Web developers unleash code in hopes that students will take on bookstores

Once the student enters his or her courses for the coming semester, SwoopThat generates a list of every book needed for each class, along with every online textbook service that offers those textbooks at a discount.

SwoopThat, which searches more than 15 million textbooks, has matched books to courses at 380 colleges, universities, and private schools.

Using SwoopThat, a student can find cheap books for every one of their classes in 10 minutes, saving up to 75 percent, said Jonathan Simkin, the company’s CEO and a 2010 graduate from Harvey Mudd College in California.

“What we want to do is open up the market for students and increase price transparency,” Simkin said. “We don’t care about making the maximum amount of money necessarily; we just want to make a change in the market and give students another option.”

Greenberg said making the scraping code available to anyone with a web connection and basic coding skills wasn’t profit driven, but simply an attempt to bring down textbook costs for college students with ever-tightening budgets.

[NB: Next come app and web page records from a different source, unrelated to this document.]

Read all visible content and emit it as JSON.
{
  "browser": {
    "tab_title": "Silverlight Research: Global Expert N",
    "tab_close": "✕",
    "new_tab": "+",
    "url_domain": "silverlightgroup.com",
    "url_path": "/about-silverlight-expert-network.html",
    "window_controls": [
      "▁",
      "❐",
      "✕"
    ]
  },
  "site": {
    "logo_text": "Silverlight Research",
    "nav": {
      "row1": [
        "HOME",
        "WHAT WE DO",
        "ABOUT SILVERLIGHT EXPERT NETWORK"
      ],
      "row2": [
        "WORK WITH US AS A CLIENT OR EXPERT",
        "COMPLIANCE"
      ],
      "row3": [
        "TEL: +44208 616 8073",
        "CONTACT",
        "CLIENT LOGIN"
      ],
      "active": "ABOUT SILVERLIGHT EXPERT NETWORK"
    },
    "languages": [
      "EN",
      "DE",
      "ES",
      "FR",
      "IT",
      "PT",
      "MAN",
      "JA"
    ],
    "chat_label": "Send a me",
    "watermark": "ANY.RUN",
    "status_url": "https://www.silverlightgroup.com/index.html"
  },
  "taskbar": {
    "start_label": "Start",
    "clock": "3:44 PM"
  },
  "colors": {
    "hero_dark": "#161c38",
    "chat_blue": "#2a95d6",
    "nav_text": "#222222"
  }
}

“I felt I could do the most good by open sourcing it,” he said. “It’s about allowing students to save money, and that is what we’re about.”

"(Required)" indicates required fields